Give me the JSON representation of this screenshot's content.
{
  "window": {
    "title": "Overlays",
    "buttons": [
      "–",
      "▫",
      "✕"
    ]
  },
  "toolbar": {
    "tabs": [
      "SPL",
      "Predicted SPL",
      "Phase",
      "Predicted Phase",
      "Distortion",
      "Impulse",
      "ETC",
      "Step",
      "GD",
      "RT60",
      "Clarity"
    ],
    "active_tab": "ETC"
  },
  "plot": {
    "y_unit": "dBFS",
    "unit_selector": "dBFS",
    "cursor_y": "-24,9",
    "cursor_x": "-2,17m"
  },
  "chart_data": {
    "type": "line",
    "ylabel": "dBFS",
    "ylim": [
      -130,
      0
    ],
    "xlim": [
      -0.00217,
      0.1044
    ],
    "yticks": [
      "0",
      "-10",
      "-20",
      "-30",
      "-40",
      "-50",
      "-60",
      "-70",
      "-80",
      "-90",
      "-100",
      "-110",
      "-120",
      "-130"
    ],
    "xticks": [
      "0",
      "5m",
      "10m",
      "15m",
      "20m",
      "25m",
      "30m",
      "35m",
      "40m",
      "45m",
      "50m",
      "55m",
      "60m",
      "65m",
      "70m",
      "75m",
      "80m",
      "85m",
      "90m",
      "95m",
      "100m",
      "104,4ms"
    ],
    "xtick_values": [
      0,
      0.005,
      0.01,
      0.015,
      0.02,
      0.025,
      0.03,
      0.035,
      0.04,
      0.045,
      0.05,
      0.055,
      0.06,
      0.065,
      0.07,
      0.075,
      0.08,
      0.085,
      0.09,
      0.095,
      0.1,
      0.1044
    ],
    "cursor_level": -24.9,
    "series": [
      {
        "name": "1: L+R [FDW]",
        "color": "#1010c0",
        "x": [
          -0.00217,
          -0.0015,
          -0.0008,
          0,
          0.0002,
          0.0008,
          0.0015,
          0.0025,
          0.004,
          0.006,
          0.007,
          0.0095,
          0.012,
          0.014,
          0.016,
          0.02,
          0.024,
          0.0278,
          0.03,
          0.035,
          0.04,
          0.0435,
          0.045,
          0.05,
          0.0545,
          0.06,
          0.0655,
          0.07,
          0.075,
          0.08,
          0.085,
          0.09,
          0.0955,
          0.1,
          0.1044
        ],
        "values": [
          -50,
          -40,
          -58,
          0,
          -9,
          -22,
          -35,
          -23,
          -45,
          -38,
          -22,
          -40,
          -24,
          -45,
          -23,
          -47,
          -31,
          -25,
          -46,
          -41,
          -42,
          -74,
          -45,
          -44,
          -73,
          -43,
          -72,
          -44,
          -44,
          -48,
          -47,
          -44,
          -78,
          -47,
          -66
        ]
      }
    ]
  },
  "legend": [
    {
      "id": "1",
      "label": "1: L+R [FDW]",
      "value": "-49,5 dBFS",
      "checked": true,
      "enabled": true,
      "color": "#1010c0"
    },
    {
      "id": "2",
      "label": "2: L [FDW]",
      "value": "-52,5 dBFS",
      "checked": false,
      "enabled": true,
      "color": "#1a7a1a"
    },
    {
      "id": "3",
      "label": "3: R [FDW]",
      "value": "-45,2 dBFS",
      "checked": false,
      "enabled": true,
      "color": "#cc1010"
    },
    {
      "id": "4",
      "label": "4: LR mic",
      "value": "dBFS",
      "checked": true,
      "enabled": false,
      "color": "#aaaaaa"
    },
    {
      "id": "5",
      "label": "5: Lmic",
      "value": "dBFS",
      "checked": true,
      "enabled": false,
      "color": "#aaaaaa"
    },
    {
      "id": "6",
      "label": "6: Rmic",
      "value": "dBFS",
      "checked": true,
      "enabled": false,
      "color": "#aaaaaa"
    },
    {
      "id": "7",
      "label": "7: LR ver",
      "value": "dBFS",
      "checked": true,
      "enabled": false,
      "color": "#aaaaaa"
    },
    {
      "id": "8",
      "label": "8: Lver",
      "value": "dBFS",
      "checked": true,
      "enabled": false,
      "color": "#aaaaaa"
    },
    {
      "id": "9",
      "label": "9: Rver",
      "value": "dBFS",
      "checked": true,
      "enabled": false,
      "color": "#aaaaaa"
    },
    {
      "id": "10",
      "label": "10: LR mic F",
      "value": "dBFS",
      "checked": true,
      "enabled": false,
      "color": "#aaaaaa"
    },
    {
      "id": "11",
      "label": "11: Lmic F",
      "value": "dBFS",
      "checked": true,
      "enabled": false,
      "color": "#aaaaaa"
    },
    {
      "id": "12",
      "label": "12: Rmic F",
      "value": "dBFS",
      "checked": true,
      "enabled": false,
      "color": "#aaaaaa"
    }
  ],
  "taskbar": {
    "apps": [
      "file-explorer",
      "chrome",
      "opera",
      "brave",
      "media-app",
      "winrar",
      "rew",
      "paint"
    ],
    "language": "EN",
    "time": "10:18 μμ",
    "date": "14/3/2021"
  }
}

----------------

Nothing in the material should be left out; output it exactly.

Give me the JSON representation of this screenshot's content.
{
  "window": {
    "title": "Overlays",
    "buttons": [
      "–",
      "▫",
      "✕"
    ]
  },
  "toolbar": {
    "tabs": [
      "SPL",
      "Predicted SPL",
      "Phase",
      "Predicted Phase",
      "Distortion",
      "Impulse",
      "ETC",
      "Step",
      "GD",
      "RT60",
      "Clarity"
    ],
    "active_tab": "ETC"
  },
  "plot": {
    "y_unit": "dBFS",
    "unit_selector": "dBFS",
    "cursor_y": "-24,9",
    "cursor_x": "-2,17m"
  },
  "chart_data": {
    "type": "line",
    "ylabel": "dBFS",
    "ylim": [
      -130,
      0
    ],
    "xlim": [
      -0.00217,
      0.1044
    ],
    "yticks": [
      "0",
      "-10",
      "-20",
      "-30",
      "-40",
      "-50",
      "-60",
      "-70",
      "-80",
      "-90",
      "-100",
      "-110",
      "-120",
      "-130"
    ],
    "xticks": [
      "0",
      "5m",
      "10m",
      "15m",
      "20m",
      "25m",
      "30m",
      "35m",
      "40m",
      "45m",
      "50m",
      "55m",
      "60m",
      "65m",
      "70m",
      "75m",
      "80m",
      "85m",
      "90m",
      "95m",
      "100m",
      "104,4ms"
    ],
    "xtick_values": [
      0,
      0.005,
      0.01,
      0.015,
      0.02,
      0.025,
      0.03,
      0.035,
      0.04,
      0.045,
      0.05,
      0.055,
      0.06,
      0.065,
      0.07,
      0.075,
      0.08,
      0.085,
      0.09,
      0.095,
      0.1,
      0.1044
    ],
    "cursor_level": -24.9,
    "series": [
      {
        "name": "1: L+R [FDW]",
        "color": "#1010c0",
        "x": [
          -0.00217,
          -0.0015,
          -0.0008,
          0,
          0.0002,
          0.0008,
          0.0015,
          0.0025,
          0.004,
          0.006,
          0.007,
          0.0095,
          0.012,
          0.014,
          0.016,
          0.02,
          0.024,
          0.0278,
          0.03,
          0.035,
          0.04,
          0.0435,
          0.045,
          0.05,
          0.0545,
          0.06,
          0.0655,
          0.07,
          0.075,
          0.08,
          0.085,
          0.09,
          0.0955,
          0.1,
          0.1044
        ],
        "values": [
          -50,
          -40,
          -58,
          0,
          -9,
          -22,
          -35,
          -23,
          -45,
          -38,
          -22,
          -40,
          -24,
          -45,
          -23,
          -47,
          -31,
          -25,
          -46,
          -41,
          -42,
          -74,
          -45,
          -44,
          -73,
          -43,
          -72,
          -44,
          -44,
          -48,
          -47,
          -44,
          -78,
          -47,
          -66
        ]
      }
    ]
  },
  "legend": [
    {
      "id": "1",
      "label": "1: L+R [FDW]",
      "value": "-49,5 dBFS",
      "checked": true,
      "enabled": true,
      "color": "#1010c0"
    },
    {
      "id": "2",
      "label": "2: L [FDW]",
      "value": "-52,5 dBFS",
      "checked": false,
      "enabled": true,
      "color": "#1a7a1a"
    },
    {
      "id": "3",
      "label": "3: R [FDW]",
      "value": "-45,2 dBFS",
      "checked": false,
      "enabled": true,
      "color": "#cc1010"
    },
    {
      "id": "4",
      "label": "4: LR mic",
      "value": "dBFS",
      "checked": true,
      "enabled": false,
      "color": "#aaaaaa"
    },
    {
      "id": "5",
      "label": "5: Lmic",
      "value": "dBFS",
      "checked": true,
      "enabled": false,
      "color": "#aaaaaa"
    },
    {
      "id": "6",
      "label": "6: Rmic",
      "value": "dBFS",
      "checked": true,
      "enabled": false,
      "color": "#aaaaaa"
    },
    {
      "id": "7",
      "label": "7: LR ver",
      "value": "dBFS",
      "checked": true,
      "enabled": false,
      "color": "#aaaaaa"
    },
    {
      "id": "8",
      "label": "8: Lver",
      "value": "dBFS",
      "checked": true,
      "enabled": false,
      "color": "#aaaaaa"
    },
    {
      "id": "9",
      "label": "9: Rver",
      "value": "dBFS",
      "checked": true,
      "enabled": false,
      "color": "#aaaaaa"
    },
    {
      "id": "10",
      "label": "10: LR mic F",
      "value": "dBFS",
      "checked": true,
      "enabled": false,
      "color": "#aaaaaa"
    },
    {
      "id": "11",
      "label": "11: Lmic F",
      "value": "dBFS",
      "checked": true,
      "enabled": false,
      "color": "#aaaaaa"
    },
    {
      "id": "12",
      "label": "12: Rmic F",
      "value": "dBFS",
      "checked": true,
      "enabled": false,
      "color": "#aaaaaa"
    }
  ],
  "taskbar": {
    "apps": [
      "file-explorer",
      "chrome",
      "opera",
      "brave",
      "media-app",
      "winrar",
      "rew",
      "paint"
    ],
    "language": "EN",
    "time": "10:18 μμ",
    "date": "14/3/2021"
  }
}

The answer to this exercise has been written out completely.